BEGIN

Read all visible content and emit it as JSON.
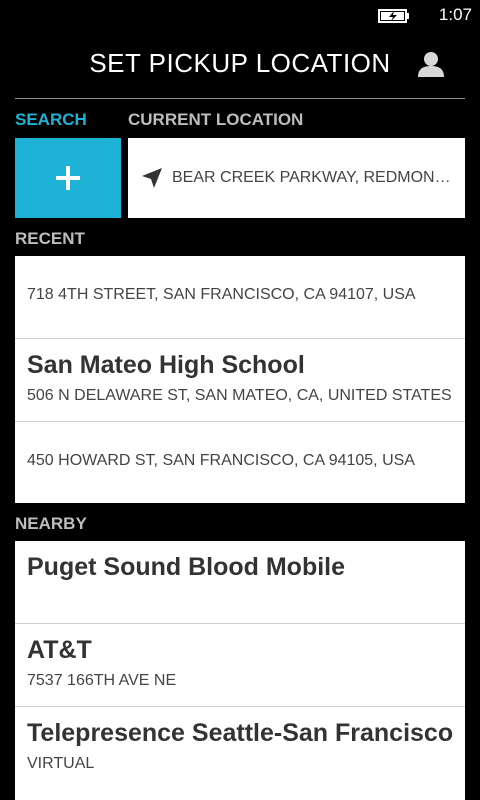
{
  "status_bar": {
    "time": "1:07",
    "battery_icon": "battery-charging-icon"
  },
  "header": {
    "title": "SET PICKUP LOCATION",
    "account_icon": "person-icon"
  },
  "tabs": {
    "search_label": "SEARCH",
    "current_location_label": "CURRENT LOCATION"
  },
  "search": {
    "add_icon": "plus-icon"
  },
  "current_location": {
    "icon": "location-arrow-icon",
    "text": "BEAR CREEK PARKWAY, REDMOND, WA"
  },
  "recent": {
    "label": "RECENT",
    "items": [
      {
        "title": "",
        "address": "718 4TH STREET, SAN FRANCISCO, CA 94107, USA"
      },
      {
        "title": "San Mateo High School",
        "address": "506 N DELAWARE ST, SAN MATEO, CA, UNITED STATES"
      },
      {
        "title": "",
        "address": "450 HOWARD ST, SAN FRANCISCO, CA 94105, USA"
      }
    ]
  },
  "nearby": {
    "label": "NEARBY",
    "items": [
      {
        "title": "Puget Sound Blood Mobile",
        "address": ""
      },
      {
        "title": "AT&T",
        "address": "7537 166TH AVE NE"
      },
      {
        "title": "Telepresence Seattle-San Francisco",
        "address": "VIRTUAL"
      }
    ]
  },
  "colors": {
    "accent": "#1eb2d6",
    "background": "#000000",
    "card": "#ffffff"
  }
}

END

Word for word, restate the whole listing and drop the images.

TASK OUTPUT
Read all visible content and emit it as JSON.
{
  "status_bar": {
    "time": "1:07",
    "battery_icon": "battery-charging-icon"
  },
  "header": {
    "title": "SET PICKUP LOCATION",
    "account_icon": "person-icon"
  },
  "tabs": {
    "search_label": "SEARCH",
    "current_location_label": "CURRENT LOCATION"
  },
  "search": {
    "add_icon": "plus-icon"
  },
  "current_location": {
    "icon": "location-arrow-icon",
    "text": "BEAR CREEK PARKWAY, REDMOND, WA"
  },
  "recent": {
    "label": "RECENT",
    "items": [
      {
        "title": "",
        "address": "718 4TH STREET, SAN FRANCISCO, CA 94107, USA"
      },
      {
        "title": "San Mateo High School",
        "address": "506 N DELAWARE ST, SAN MATEO, CA, UNITED STATES"
      },
      {
        "title": "",
        "address": "450 HOWARD ST, SAN FRANCISCO, CA 94105, USA"
      }
    ]
  },
  "nearby": {
    "label": "NEARBY",
    "items": [
      {
        "title": "Puget Sound Blood Mobile",
        "address": ""
      },
      {
        "title": "AT&T",
        "address": "7537 166TH AVE NE"
      },
      {
        "title": "Telepresence Seattle-San Francisco",
        "address": "VIRTUAL"
      }
    ]
  },
  "colors": {
    "accent": "#1eb2d6",
    "background": "#000000",
    "card": "#ffffff"
  }
}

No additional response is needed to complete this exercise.